── The records ──

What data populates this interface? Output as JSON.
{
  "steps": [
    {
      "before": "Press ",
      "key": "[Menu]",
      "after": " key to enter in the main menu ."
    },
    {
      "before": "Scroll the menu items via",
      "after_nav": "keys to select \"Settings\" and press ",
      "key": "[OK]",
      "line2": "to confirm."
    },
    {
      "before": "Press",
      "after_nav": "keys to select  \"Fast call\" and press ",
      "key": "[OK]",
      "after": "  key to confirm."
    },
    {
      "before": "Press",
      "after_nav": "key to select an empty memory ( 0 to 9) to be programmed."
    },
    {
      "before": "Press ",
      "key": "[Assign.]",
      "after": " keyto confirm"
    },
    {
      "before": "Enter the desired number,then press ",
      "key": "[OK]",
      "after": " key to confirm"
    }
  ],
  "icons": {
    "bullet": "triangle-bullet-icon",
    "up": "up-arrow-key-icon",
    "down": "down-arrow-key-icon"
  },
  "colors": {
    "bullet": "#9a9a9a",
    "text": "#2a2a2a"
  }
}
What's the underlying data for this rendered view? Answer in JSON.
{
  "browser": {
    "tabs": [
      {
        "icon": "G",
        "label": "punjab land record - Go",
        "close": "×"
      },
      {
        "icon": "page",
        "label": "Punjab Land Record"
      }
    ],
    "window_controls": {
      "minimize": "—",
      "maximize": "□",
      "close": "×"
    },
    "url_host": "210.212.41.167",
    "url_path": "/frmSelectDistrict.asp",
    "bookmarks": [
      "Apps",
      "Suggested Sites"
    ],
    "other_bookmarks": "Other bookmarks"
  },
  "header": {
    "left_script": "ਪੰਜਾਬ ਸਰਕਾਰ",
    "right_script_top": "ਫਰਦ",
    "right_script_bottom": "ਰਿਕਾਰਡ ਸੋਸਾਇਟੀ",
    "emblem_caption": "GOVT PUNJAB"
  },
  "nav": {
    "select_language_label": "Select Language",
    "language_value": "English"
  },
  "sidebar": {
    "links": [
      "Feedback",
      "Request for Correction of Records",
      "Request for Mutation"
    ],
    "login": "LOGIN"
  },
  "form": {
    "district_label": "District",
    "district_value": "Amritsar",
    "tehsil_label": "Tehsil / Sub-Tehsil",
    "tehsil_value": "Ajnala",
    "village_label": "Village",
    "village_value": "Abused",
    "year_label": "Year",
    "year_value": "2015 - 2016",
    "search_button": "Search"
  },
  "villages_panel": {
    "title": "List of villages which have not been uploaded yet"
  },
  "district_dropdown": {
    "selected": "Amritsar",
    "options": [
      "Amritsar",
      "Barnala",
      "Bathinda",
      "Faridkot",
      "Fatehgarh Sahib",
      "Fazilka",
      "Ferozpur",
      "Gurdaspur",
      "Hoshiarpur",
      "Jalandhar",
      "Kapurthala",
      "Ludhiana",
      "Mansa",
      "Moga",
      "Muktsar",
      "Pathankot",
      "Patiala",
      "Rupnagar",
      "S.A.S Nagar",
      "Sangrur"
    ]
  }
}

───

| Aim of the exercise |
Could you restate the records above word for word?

| Output |
What data populates this interface? Output as JSON.
{
  "steps": [
    {
      "before": "Press ",
      "key": "[Menu]",
      "after": " key to enter in the main menu ."
    },
    {
      "before": "Scroll the menu items via",
      "after_nav": "keys to select \"Settings\" and press ",
      "key": "[OK]",
      "line2": "to confirm."
    },
    {
      "before": "Press",
      "after_nav": "keys to select  \"Fast call\" and press ",
      "key": "[OK]",
      "after": "  key to confirm."
    },
    {
      "before": "Press",
      "after_nav": "key to select an empty memory ( 0 to 9) to be programmed."
    },
    {
      "before": "Press ",
      "key": "[Assign.]",
      "after": " keyto confirm"
    },
    {
      "before": "Enter the desired number,then press ",
      "key": "[OK]",
      "after": " key to confirm"
    }
  ],
  "icons": {
    "bullet": "triangle-bullet-icon",
    "up": "up-arrow-key-icon",
    "down": "down-arrow-key-icon"
  },
  "colors": {
    "bullet": "#9a9a9a",
    "text": "#2a2a2a"
  }
}
What's the underlying data for this rendered view? Answer in JSON.
{
  "browser": {
    "tabs": [
      {
        "icon": "G",
        "label": "punjab land record - Go",
        "close": "×"
      },
      {
        "icon": "page",
        "label": "Punjab Land Record"
      }
    ],
    "window_controls": {
      "minimize": "—",
      "maximize": "□",
      "close": "×"
    },
    "url_host": "210.212.41.167",
    "url_path": "/frmSelectDistrict.asp",
    "bookmarks": [
      "Apps",
      "Suggested Sites"
    ],
    "other_bookmarks": "Other bookmarks"
  },
  "header": {
    "left_script": "ਪੰਜਾਬ ਸਰਕਾਰ",
    "right_script_top": "ਫਰਦ",
    "right_script_bottom": "ਰਿਕਾਰਡ ਸੋਸਾਇਟੀ",
    "emblem_caption": "GOVT PUNJAB"
  },
  "nav": {
    "select_language_label": "Select Language",
    "language_value": "English"
  },
  "sidebar": {
    "links": [
      "Feedback",
      "Request for Correction of Records",
      "Request for Mutation"
    ],
    "login": "LOGIN"
  },
  "form": {
    "district_label": "District",
    "district_value": "Amritsar",
    "tehsil_label": "Tehsil / Sub-Tehsil",
    "tehsil_value": "Ajnala",
    "village_label": "Village",
    "village_value": "Abused",
    "year_label": "Year",
    "year_value": "2015 - 2016",
    "search_button": "Search"
  },
  "villages_panel": {
    "title": "List of villages which have not been uploaded yet"
  },
  "district_dropdown": {
    "selected": "Amritsar",
    "options": [
      "Amritsar",
      "Barnala",
      "Bathinda",
      "Faridkot",
      "Fatehgarh Sahib",
      "Fazilka",
      "Ferozpur",
      "Gurdaspur",
      "Hoshiarpur",
      "Jalandhar",
      "Kapurthala",
      "Ludhiana",
      "Mansa",
      "Moga",
      "Muktsar",
      "Pathankot",
      "Patiala",
      "Rupnagar",
      "S.A.S Nagar",
      "Sangrur"
    ]
  }
}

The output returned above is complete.